● **The task**:
Return each record unchanged and drop the images.

[[ Provided records, beginning ]]

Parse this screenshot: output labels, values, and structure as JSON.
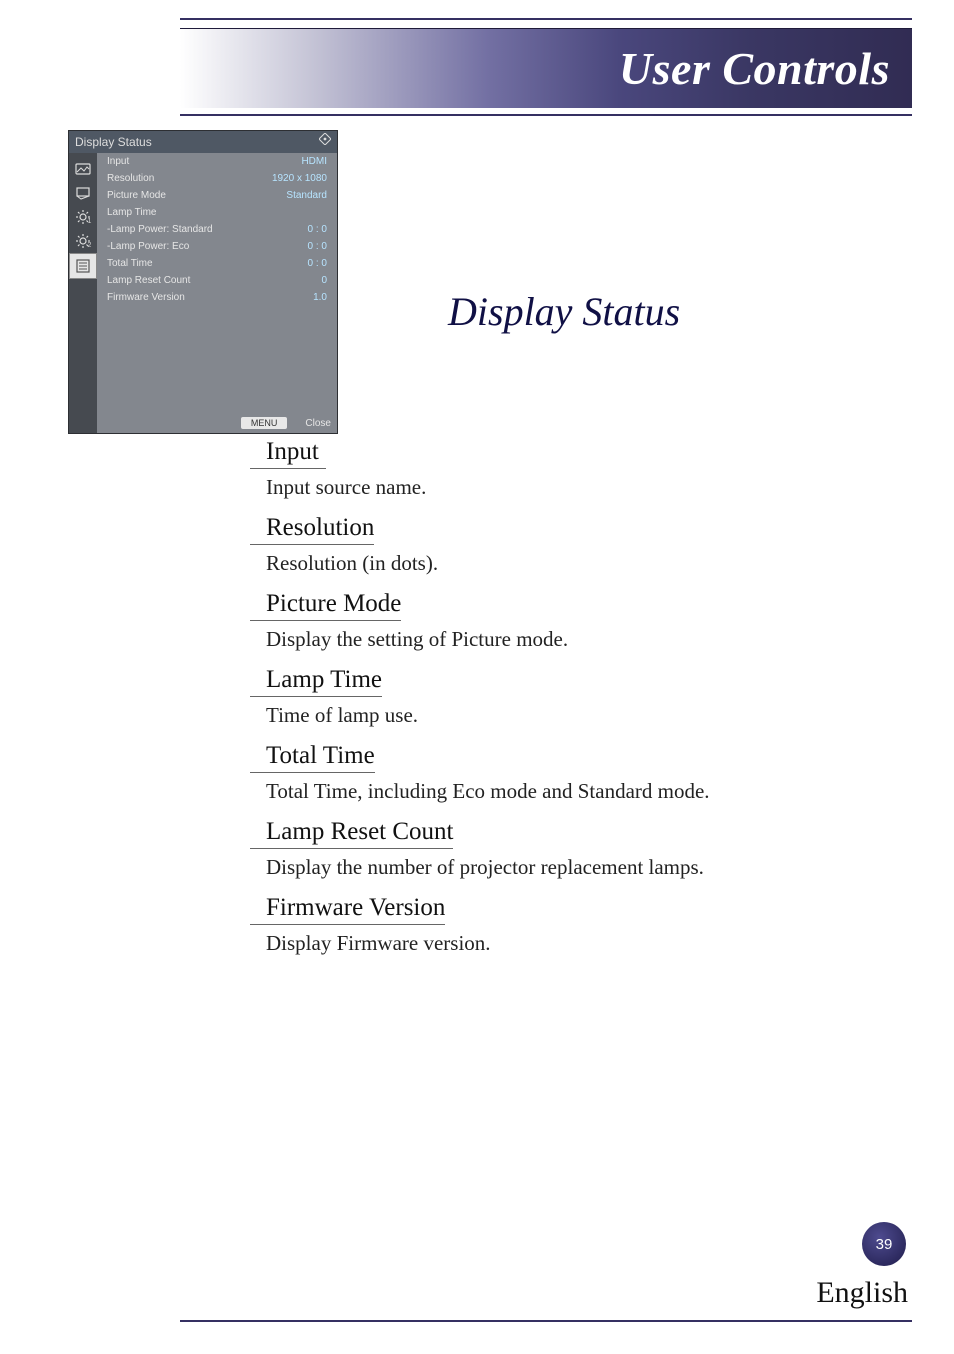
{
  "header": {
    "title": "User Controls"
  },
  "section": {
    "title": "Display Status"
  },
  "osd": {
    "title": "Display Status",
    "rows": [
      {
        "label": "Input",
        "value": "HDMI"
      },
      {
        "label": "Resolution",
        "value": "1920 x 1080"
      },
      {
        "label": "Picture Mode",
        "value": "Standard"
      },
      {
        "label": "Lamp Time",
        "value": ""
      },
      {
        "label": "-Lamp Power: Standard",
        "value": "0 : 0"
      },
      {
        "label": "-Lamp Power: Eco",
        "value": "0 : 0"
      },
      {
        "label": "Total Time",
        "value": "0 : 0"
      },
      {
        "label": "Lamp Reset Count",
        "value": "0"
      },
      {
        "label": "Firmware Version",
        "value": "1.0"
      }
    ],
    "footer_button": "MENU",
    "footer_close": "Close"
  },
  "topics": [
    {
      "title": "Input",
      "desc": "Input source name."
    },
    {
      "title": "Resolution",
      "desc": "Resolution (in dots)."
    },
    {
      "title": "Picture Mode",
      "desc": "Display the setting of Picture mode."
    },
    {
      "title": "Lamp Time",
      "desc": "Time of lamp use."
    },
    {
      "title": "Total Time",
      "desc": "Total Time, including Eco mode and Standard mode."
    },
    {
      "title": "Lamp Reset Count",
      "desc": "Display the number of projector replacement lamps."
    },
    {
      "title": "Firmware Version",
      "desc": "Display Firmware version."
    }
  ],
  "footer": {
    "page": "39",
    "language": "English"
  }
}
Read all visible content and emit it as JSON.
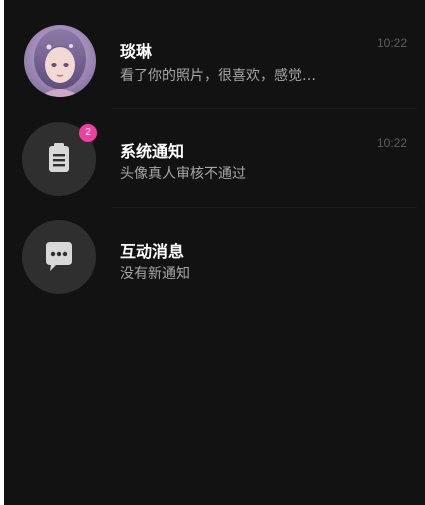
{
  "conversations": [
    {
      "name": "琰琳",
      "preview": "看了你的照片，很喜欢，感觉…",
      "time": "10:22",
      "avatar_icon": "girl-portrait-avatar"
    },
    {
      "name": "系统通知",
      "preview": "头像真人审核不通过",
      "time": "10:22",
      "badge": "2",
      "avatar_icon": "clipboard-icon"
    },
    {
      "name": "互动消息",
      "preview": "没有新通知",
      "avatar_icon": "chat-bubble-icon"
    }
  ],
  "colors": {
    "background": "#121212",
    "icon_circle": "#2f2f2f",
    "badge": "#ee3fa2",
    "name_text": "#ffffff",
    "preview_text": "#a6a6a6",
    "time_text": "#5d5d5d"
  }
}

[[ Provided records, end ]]

● **Written response**:
Parse this screenshot: output labels, values, and structure as JSON.
{
  "header": {
    "title": "User Controls"
  },
  "section": {
    "title": "Display Status"
  },
  "osd": {
    "title": "Display Status",
    "rows": [
      {
        "label": "Input",
        "value": "HDMI"
      },
      {
        "label": "Resolution",
        "value": "1920 x 1080"
      },
      {
        "label": "Picture Mode",
        "value": "Standard"
      },
      {
        "label": "Lamp Time",
        "value": ""
      },
      {
        "label": "-Lamp Power: Standard",
        "value": "0 : 0"
      },
      {
        "label": "-Lamp Power: Eco",
        "value": "0 : 0"
      },
      {
        "label": "Total Time",
        "value": "0 : 0"
      },
      {
        "label": "Lamp Reset Count",
        "value": "0"
      },
      {
        "label": "Firmware Version",
        "value": "1.0"
      }
    ],
    "footer_button": "MENU",
    "footer_close": "Close"
  },
  "topics": [
    {
      "title": "Input",
      "desc": "Input source name."
    },
    {
      "title": "Resolution",
      "desc": "Resolution (in dots)."
    },
    {
      "title": "Picture Mode",
      "desc": "Display the setting of Picture mode."
    },
    {
      "title": "Lamp Time",
      "desc": "Time of lamp use."
    },
    {
      "title": "Total Time",
      "desc": "Total Time, including Eco mode and Standard mode."
    },
    {
      "title": "Lamp Reset Count",
      "desc": "Display the number of projector replacement lamps."
    },
    {
      "title": "Firmware Version",
      "desc": "Display Firmware version."
    }
  ],
  "footer": {
    "page": "39",
    "language": "English"
  }
}
Read all visible content and emit it as JSON.
{
  "conversations": [
    {
      "name": "琰琳",
      "preview": "看了你的照片，很喜欢，感觉…",
      "time": "10:22",
      "avatar_icon": "girl-portrait-avatar"
    },
    {
      "name": "系统通知",
      "preview": "头像真人审核不通过",
      "time": "10:22",
      "badge": "2",
      "avatar_icon": "clipboard-icon"
    },
    {
      "name": "互动消息",
      "preview": "没有新通知",
      "avatar_icon": "chat-bubble-icon"
    }
  ],
  "colors": {
    "background": "#121212",
    "icon_circle": "#2f2f2f",
    "badge": "#ee3fa2",
    "name_text": "#ffffff",
    "preview_text": "#a6a6a6",
    "time_text": "#5d5d5d"
  }
}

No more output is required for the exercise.